Patient Case 2 continues, and Drs Zhang and Orenstein discuss second-line trials for advanced renal cell carcinoma.
Toni Choueiri, MD: So, the patient was treated with ipi-nivo [ipilimumab/nivolumab] on the PDIGREE trial. And now, 18 months later, the patient has disease progression with increased lung nodule. We looked at the scans together with the radiologist. Next. So, what second-line treatment would you select for this patient? Let's look at the polling questions, and then discuss later some of the clinical trials in the second-line option, just high level, knowing that when we talk about sequencing and refractory disease, this is in the VEGF-TKI refractory setting, which doesn't much apply anymore, simply because the treatment paradigm has shifted to first-line IO-based combination in the vast majority of time. Let's take the poll now and go back to some of these trials in the second line, knowing some of them, actually, more recent ones, like the Tivo3, did include patient treated with prior immune checkpoint inhibitors. What second-line treatment would you select for this patient whose tumor progress on prior nivolumab and ipilimumab?
Tian Zhang, MD, MHS: If I may, Dr. Choueiri, just in the meantime, in thinking about sort of these sequencing questions, we're coming to a point where many of our patients are kind of coming through their first line, and we're making this treatment selection. And so, this is a pretty pertinent question, and one where you mentioned PDIGREE; I think PDIGREE is designed to help answer some of these sequencing questions, but it's certainly utmost in terms of thinking about what mechanisms are we trying to target? What are the patients resistant to from their first-line therapy? And how, then, do we broaden out, perhaps, their second-line treatments?
Toni Choueiri, MD: And I think you're right. If we look at the audience here, the audience picked cabozantinib or cabo-nivo in the majority, and these two arm on the PDIGREE trial. We could discuss that later. But, so far, I think around a bit over 40% of patients pick cabozantinib. In one minute, perhaps or less, Dr. Zhang, since we have you, the data for cabozantinib, that's post-TKI progression, very few patients had prior IO, but they're making your trial?
Tian Zhang, MD, MHS: Sure. METEOR was one of our early second-line trials; comparison between cabozantinib and everolimus. And it hit all its efficacy targets in terms of extending progression-free survival and overall survival, and also improving objective responses. We know cabozantinib in this second-line, their treatment face is a good option. And certainly, I think it's a viable choice for the second-line post ipi-nivo.

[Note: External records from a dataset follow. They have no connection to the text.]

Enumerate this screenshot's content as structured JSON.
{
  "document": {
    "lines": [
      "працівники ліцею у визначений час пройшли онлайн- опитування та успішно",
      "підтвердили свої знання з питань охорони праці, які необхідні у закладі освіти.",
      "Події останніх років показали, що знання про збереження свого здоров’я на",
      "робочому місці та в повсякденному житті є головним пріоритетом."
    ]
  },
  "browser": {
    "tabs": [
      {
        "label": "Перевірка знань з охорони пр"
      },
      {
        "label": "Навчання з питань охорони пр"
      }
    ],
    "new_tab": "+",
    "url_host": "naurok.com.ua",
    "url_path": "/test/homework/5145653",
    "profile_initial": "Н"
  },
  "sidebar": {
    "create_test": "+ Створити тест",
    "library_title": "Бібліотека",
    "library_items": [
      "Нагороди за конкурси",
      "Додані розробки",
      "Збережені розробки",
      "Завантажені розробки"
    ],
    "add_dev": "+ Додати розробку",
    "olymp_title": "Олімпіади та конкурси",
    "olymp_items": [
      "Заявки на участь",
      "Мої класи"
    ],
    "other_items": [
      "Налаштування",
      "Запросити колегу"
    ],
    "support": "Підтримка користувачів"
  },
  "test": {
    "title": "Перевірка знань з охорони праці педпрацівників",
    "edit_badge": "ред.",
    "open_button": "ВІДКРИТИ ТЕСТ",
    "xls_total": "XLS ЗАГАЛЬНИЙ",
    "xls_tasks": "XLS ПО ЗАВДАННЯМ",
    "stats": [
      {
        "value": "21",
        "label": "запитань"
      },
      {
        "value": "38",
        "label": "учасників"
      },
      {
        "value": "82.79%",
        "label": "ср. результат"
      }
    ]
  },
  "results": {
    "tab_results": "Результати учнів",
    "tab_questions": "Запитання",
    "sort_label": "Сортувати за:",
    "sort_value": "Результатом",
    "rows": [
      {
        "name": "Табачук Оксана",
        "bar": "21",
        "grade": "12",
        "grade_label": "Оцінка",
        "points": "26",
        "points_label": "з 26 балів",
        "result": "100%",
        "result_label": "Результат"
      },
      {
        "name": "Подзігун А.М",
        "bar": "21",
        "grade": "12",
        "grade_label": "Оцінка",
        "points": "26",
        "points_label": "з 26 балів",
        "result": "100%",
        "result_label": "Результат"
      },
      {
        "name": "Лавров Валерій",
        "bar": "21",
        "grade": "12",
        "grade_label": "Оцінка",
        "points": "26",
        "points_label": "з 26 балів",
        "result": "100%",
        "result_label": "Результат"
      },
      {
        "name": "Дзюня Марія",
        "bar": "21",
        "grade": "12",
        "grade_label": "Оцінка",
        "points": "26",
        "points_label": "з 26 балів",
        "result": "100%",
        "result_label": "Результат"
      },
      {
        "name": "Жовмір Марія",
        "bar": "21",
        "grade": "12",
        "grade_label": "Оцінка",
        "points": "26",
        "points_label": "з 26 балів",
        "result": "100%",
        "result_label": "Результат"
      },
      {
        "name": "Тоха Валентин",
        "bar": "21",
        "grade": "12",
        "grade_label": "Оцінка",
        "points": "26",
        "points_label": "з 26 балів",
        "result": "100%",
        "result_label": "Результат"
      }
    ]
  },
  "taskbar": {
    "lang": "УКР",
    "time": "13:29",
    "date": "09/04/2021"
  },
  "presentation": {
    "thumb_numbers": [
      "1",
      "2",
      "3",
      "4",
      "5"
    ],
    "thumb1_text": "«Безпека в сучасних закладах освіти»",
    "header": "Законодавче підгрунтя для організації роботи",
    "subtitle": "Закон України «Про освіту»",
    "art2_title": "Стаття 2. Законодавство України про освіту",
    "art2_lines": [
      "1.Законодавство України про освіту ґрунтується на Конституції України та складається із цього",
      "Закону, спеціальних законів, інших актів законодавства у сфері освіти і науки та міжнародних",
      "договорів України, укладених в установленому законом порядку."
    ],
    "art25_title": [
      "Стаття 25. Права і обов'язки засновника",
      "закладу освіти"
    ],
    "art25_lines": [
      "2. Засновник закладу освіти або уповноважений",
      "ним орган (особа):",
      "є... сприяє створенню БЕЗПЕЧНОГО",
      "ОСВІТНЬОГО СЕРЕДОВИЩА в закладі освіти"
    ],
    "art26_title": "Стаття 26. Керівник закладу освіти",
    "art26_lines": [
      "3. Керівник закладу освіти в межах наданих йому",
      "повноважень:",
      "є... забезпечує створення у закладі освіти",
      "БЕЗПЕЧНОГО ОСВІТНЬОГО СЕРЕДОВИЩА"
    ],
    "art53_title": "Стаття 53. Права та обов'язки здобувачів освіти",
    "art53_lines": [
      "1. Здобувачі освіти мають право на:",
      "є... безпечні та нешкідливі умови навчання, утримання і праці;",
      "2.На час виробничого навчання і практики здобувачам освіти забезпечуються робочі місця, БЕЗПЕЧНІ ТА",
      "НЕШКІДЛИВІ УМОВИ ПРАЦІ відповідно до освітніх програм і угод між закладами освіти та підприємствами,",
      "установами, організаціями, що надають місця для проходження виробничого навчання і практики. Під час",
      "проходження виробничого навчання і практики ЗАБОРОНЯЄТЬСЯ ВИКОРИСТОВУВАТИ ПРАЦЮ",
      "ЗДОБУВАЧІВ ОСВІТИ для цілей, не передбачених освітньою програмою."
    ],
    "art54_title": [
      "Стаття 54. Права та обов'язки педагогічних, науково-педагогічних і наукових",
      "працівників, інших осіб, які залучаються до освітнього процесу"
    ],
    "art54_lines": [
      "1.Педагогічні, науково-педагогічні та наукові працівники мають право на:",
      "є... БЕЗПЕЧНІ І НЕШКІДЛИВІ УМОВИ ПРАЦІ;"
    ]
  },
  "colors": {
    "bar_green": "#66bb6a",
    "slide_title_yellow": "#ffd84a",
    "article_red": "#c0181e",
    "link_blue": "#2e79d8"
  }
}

Toni Choueiri, MD: That's perfect. I think that's totally fair. The rest of the question, luckily, no one kept the volume of ipilimumab, but what we're seeing in the other option, that 10% of patients, or the other 43%, so the 57% would easily pick an IO-based combination despite the patient tumor progress on prior nivolumab and ipilimumab. Dr. Orenstein, what's the evidence for that? The patient progress on ipi-nivolumab [ipilimumab/nivolumab]; why would they get cabo-nivo [nivolumab/cabozantinib]? Or why would they get pembro [pembrolizumab]? I hear these drugs are interchangeable. Is there any data? Or are there any ongoing trials now?
Moshe Orenstein, MD, MA: There are a number of ongoing trials. I would say that for now, in terms of the data that are out there, the data is pretty sparse for using an IO-TKI following a progression on an IO-based therapy. There are some phase two data of lenvatinib and pembrolizumab, but again, these are not randomized data, these don't really stand up in terms of the test of what we expect before entering something as a standard of care. There is the CONTACT-03 trial, there is the TiNivo-2 trial, and these are trials, again, looking at the CONTACT-03 case atezolizumab and cabozantinib versus cabozantinib for patients post-IO therapy. The TiNivo-2 is tivozanib alone versus tivozanib with nivolumab. In patients whose cancer has progressed on IO-based therapy, I think we really need to see those data before we insert it as a standard of care. I would say there is a difference in how patients cancer progresses. If you have a patient who's been on IO-IO or IO-TKI, and they've had a good response upfront and a slow progression, and then at that point, you want to consider a different combination therapy. I might be more inclined to say that, OK, maybe this tumor still has some sensitivity and just needs a little switch. I think as a standard of care, if we're talking about what to do as standards, it would be, for me at least, to switch to either a single agent TKI or to switch to one of the options that wasn't on that list, lenvatinib and everolimus. In other words, to move away from the IO-based regimen, in an IO refractory setting as the immediate next therapy.
This transcript has been edited for clarity.